__Exercise requirements__. I'd like every line from the material below that has "JSON" in it.

══════

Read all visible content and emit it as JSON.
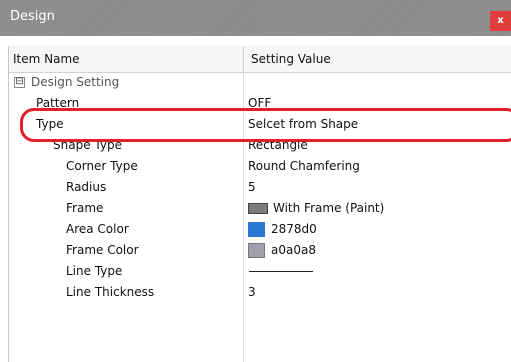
{
  "window": {
    "title": "Design",
    "close_label": "x"
  },
  "columns": {
    "name": "Item Name",
    "value": "Setting Value"
  },
  "group": {
    "expander": "⊟",
    "label": "Design Setting"
  },
  "rows": [
    {
      "name": "Pattern",
      "value": "OFF"
    },
    {
      "name": "Type",
      "value": "Selcet from Shape"
    },
    {
      "name": "Shape Type",
      "value": "Rectangle"
    },
    {
      "name": "Corner Type",
      "value": "Round Chamfering"
    },
    {
      "name": "Radius",
      "value": "5"
    },
    {
      "name": "Frame",
      "value": "With Frame (Paint)"
    },
    {
      "name": "Area Color",
      "value": "2878d0",
      "swatch": "#2878d0"
    },
    {
      "name": "Frame Color",
      "value": "a0a0a8",
      "swatch": "#a0a0a8"
    },
    {
      "name": "Line Type",
      "value": ""
    },
    {
      "name": "Line Thickness",
      "value": "3"
    }
  ],
  "colors": {
    "highlight": "#e0202c",
    "titlebar": "#8e8e8e",
    "close": "#e23d3d"
  }
}
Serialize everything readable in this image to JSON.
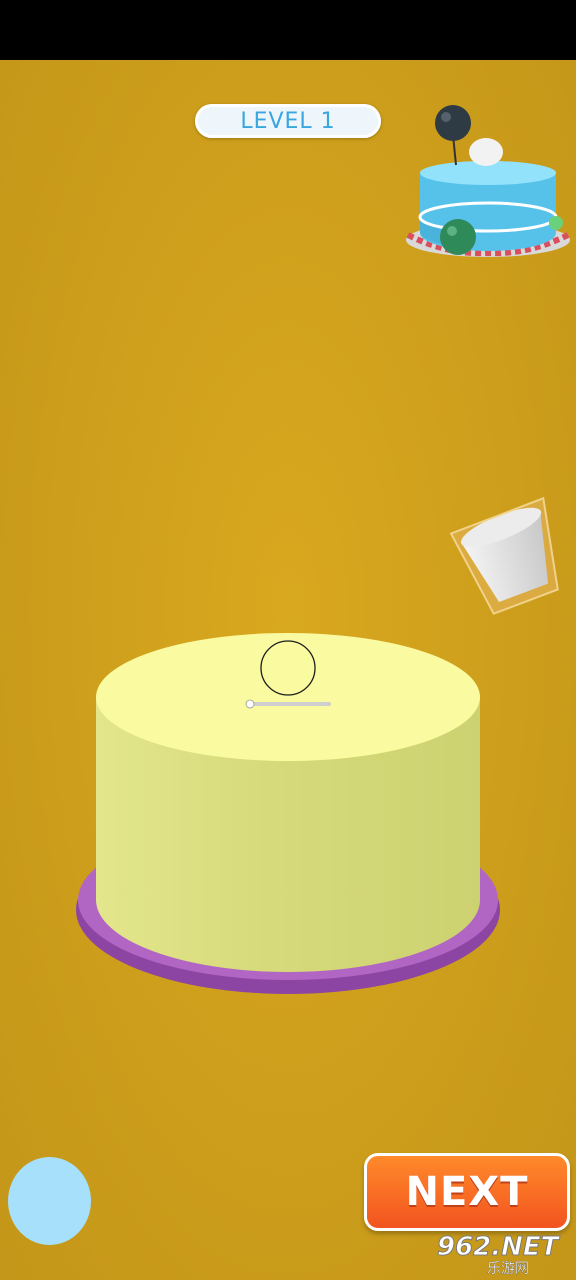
{
  "hud": {
    "level_label": "LEVEL 1"
  },
  "controls": {
    "next_label": "NEXT"
  },
  "watermark": {
    "main": "962.NET",
    "sub": "乐游网"
  },
  "colors": {
    "background": "#d4a31e",
    "cake_top": "#fafaa0",
    "cake_side": "#d9dd7e",
    "plate": "#b266c4",
    "preview_cake": "#56c2ea",
    "next_button": "#f7662a",
    "touch_button": "#a6e0fb"
  },
  "icons": {
    "preview": "target-cake-icon",
    "cup": "cream-cup-icon",
    "cursor": "aim-circle-icon"
  }
}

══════

__Answer below__.
Read all visible content and emit it as JSON.
Serialize everything readable in this image to JSON.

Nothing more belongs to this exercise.